Exercise description:
Give the listing again, word for word.

Records for this exercise:
-- Opening Marker --

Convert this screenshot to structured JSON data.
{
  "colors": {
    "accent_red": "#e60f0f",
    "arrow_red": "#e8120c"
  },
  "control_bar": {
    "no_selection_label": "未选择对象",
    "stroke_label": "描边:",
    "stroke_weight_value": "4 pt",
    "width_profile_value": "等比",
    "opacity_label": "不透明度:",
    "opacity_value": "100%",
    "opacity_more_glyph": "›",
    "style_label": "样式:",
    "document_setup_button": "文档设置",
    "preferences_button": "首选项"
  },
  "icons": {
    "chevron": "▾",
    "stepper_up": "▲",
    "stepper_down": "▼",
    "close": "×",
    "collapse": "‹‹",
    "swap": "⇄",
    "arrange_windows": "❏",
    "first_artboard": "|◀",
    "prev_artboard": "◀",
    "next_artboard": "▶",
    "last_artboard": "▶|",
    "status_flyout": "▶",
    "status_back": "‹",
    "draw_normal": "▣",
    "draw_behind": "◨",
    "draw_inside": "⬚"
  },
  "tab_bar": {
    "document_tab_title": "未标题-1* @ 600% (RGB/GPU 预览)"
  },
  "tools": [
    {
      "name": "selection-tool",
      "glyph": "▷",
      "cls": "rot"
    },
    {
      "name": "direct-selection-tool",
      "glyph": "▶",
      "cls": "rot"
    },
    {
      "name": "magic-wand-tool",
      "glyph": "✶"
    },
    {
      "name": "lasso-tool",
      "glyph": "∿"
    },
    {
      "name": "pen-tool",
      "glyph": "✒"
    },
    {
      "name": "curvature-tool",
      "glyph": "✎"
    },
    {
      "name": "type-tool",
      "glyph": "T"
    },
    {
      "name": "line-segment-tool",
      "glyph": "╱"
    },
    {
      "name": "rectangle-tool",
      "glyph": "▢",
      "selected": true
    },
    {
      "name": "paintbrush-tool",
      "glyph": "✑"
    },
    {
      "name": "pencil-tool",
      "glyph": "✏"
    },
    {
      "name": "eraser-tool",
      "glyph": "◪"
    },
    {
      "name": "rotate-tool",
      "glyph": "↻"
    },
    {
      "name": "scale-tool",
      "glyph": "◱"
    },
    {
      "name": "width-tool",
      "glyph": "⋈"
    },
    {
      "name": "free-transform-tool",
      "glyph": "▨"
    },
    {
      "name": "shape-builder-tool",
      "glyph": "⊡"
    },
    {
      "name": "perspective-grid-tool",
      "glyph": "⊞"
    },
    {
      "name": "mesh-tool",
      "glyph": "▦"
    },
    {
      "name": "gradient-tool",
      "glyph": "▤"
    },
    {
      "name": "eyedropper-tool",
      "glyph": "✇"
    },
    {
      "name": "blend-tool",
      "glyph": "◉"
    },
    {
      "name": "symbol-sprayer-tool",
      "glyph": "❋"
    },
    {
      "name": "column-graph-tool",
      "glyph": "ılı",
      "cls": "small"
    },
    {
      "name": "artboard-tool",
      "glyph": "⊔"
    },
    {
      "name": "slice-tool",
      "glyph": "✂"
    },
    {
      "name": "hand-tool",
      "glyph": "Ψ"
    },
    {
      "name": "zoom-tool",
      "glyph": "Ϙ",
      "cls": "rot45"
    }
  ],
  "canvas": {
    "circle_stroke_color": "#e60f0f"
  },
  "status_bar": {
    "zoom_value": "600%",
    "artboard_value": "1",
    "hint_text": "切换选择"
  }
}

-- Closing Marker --

Completed exercise:
Convert this screenshot to structured JSON data.
{
  "colors": {
    "accent_red": "#e60f0f",
    "arrow_red": "#e8120c"
  },
  "control_bar": {
    "no_selection_label": "未选择对象",
    "stroke_label": "描边:",
    "stroke_weight_value": "4 pt",
    "width_profile_value": "等比",
    "opacity_label": "不透明度:",
    "opacity_value": "100%",
    "opacity_more_glyph": "›",
    "style_label": "样式:",
    "document_setup_button": "文档设置",
    "preferences_button": "首选项"
  },
  "icons": {
    "chevron": "▾",
    "stepper_up": "▲",
    "stepper_down": "▼",
    "close": "×",
    "collapse": "‹‹",
    "swap": "⇄",
    "arrange_windows": "❏",
    "first_artboard": "|◀",
    "prev_artboard": "◀",
    "next_artboard": "▶",
    "last_artboard": "▶|",
    "status_flyout": "▶",
    "status_back": "‹",
    "draw_normal": "▣",
    "draw_behind": "◨",
    "draw_inside": "⬚"
  },
  "tab_bar": {
    "document_tab_title": "未标题-1* @ 600% (RGB/GPU 预览)"
  },
  "tools": [
    {
      "name": "selection-tool",
      "glyph": "▷",
      "cls": "rot"
    },
    {
      "name": "direct-selection-tool",
      "glyph": "▶",
      "cls": "rot"
    },
    {
      "name": "magic-wand-tool",
      "glyph": "✶"
    },
    {
      "name": "lasso-tool",
      "glyph": "∿"
    },
    {
      "name": "pen-tool",
      "glyph": "✒"
    },
    {
      "name": "curvature-tool",
      "glyph": "✎"
    },
    {
      "name": "type-tool",
      "glyph": "T"
    },
    {
      "name": "line-segment-tool",
      "glyph": "╱"
    },
    {
      "name": "rectangle-tool",
      "glyph": "▢",
      "selected": true
    },
    {
      "name": "paintbrush-tool",
      "glyph": "✑"
    },
    {
      "name": "pencil-tool",
      "glyph": "✏"
    },
    {
      "name": "eraser-tool",
      "glyph": "◪"
    },
    {
      "name": "rotate-tool",
      "glyph": "↻"
    },
    {
      "name": "scale-tool",
      "glyph": "◱"
    },
    {
      "name": "width-tool",
      "glyph": "⋈"
    },
    {
      "name": "free-transform-tool",
      "glyph": "▨"
    },
    {
      "name": "shape-builder-tool",
      "glyph": "⊡"
    },
    {
      "name": "perspective-grid-tool",
      "glyph": "⊞"
    },
    {
      "name": "mesh-tool",
      "glyph": "▦"
    },
    {
      "name": "gradient-tool",
      "glyph": "▤"
    },
    {
      "name": "eyedropper-tool",
      "glyph": "✇"
    },
    {
      "name": "blend-tool",
      "glyph": "◉"
    },
    {
      "name": "symbol-sprayer-tool",
      "glyph": "❋"
    },
    {
      "name": "column-graph-tool",
      "glyph": "ılı",
      "cls": "small"
    },
    {
      "name": "artboard-tool",
      "glyph": "⊔"
    },
    {
      "name": "slice-tool",
      "glyph": "✂"
    },
    {
      "name": "hand-tool",
      "glyph": "Ψ"
    },
    {
      "name": "zoom-tool",
      "glyph": "Ϙ",
      "cls": "rot45"
    }
  ],
  "canvas": {
    "circle_stroke_color": "#e60f0f"
  },
  "status_bar": {
    "zoom_value": "600%",
    "artboard_value": "1",
    "hint_text": "切换选择"
  }
}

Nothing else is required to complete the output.